by Katharine Olinger, Calvary OPC, Glenside, PA (September 2015)
Our youth group had finished a morning shift at the boardwalk and it was time for us to head down to the sand. While we waited in front of the pavilion, dressed in our beach-wear, sunglasses, and flip-flops like any other Wildwoodian, my sister and I were invited by one of the boardwalk staff members to try out the “Heaven and Hell Machine.” We joked, quickly flicked the switches, and received our eternal reward (heaven, in case you were wondering). Not recognizing us as new chapel workers, he asked us what we thought these questions meant and began to witness to us about his faith in Christ.
So what did my youth group’s week at the Boardwalk Chapel teach me? At first glance, I look just like another heathen.
The Boardwalk Chapel challenged me to put Christian apologetics to practical use. And it was terrifying. Following the nightly Chapel services, teams of Chapel workers stroll the boardwalk, striking up conversations with strangers about Christianity. The first few times you do this, every doubt you’ve ever had about the Christian faith is drawn to the forefront of your mind. The insurmountable number of ways your listeners could reject you, all the ways they could object to your arguments, or what if they beat you in argument? Seriously, I would think to myself, should we even be out here if we might “lose?” And eventually, if it’s really so easy to understand an unbeliever’s doubts, aren’t they my doubts, too?
1 John 3:1a reads, “See what kind of love the Father has given to us, that we should be called children of God; and so we are.” My time at the Boardwalk Chapel gave me a better understanding of this highest privilege that I have been given: election and adoption into Christ’s body. That God would love me and redeem me, that he would have placed me in a Christian family and a Reformed church, when I deserved no such gift, is something I don’t think I really appreciated before my week serving at the Boardwalk Chapel. Romans 3:9-11 reads, “What then? Are we Jews any better off? No, not at all. For we have already charged that all, both Jews and Greeks, are under sin, as it is written: ‘None is righteous, no, not one; no one understands; no one seeks for God.’”

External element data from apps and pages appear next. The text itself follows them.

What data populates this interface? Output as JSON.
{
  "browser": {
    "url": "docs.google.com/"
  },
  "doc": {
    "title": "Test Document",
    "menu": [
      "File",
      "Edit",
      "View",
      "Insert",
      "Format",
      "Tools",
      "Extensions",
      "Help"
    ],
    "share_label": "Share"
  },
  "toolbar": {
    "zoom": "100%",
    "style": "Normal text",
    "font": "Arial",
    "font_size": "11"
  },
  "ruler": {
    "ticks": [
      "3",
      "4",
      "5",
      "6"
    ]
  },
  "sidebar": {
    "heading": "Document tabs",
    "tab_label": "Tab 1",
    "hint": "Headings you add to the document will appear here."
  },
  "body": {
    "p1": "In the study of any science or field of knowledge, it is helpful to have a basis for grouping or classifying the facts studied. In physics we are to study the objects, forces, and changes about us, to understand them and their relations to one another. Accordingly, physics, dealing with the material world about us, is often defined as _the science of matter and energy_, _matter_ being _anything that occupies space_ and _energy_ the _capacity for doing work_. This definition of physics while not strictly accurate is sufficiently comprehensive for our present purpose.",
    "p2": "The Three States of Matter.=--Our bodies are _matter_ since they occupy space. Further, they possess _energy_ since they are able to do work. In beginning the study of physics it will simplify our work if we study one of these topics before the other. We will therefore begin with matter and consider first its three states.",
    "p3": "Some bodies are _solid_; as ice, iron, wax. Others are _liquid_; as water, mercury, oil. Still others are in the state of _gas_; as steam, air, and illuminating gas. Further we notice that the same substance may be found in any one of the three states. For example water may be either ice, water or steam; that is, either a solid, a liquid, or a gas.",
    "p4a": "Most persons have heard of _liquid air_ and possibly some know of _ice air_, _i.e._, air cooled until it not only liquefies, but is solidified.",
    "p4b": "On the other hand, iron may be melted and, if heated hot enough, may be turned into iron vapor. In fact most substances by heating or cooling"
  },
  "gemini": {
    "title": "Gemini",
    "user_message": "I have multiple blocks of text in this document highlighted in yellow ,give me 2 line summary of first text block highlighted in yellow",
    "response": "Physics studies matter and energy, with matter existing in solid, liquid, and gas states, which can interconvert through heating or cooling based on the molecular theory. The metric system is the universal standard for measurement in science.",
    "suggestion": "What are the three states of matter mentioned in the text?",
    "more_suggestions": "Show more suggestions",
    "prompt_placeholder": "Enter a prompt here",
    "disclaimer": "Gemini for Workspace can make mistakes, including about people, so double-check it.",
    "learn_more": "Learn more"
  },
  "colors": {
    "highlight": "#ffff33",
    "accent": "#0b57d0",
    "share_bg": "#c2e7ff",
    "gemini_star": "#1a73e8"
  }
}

Having personal conversations with people who seemed so similar to me, and yet lacked faith and salvation in Christ, served to remind me of the words of the hymn How Sweet and Awful is the Place:
While all our hearts and all our songs
Join to admire the feast,
Each of us cry, with thankful tongues,
“Lord, why was I a guest?
Why was I made to hear thy voice,
and enter while there’s room,
When thousands make a wretched choice,
And rather starve than come?”
‘Twas the same love that spread the feast
That sweetly drew us in;
Else we had still refused to taste,
And perished in our sin.
I’m thankful for my time at the Boardwalk Chapel. I was not only encouraged to share my faith with others but also to rejoice in the gift of faith I have been given in Christ.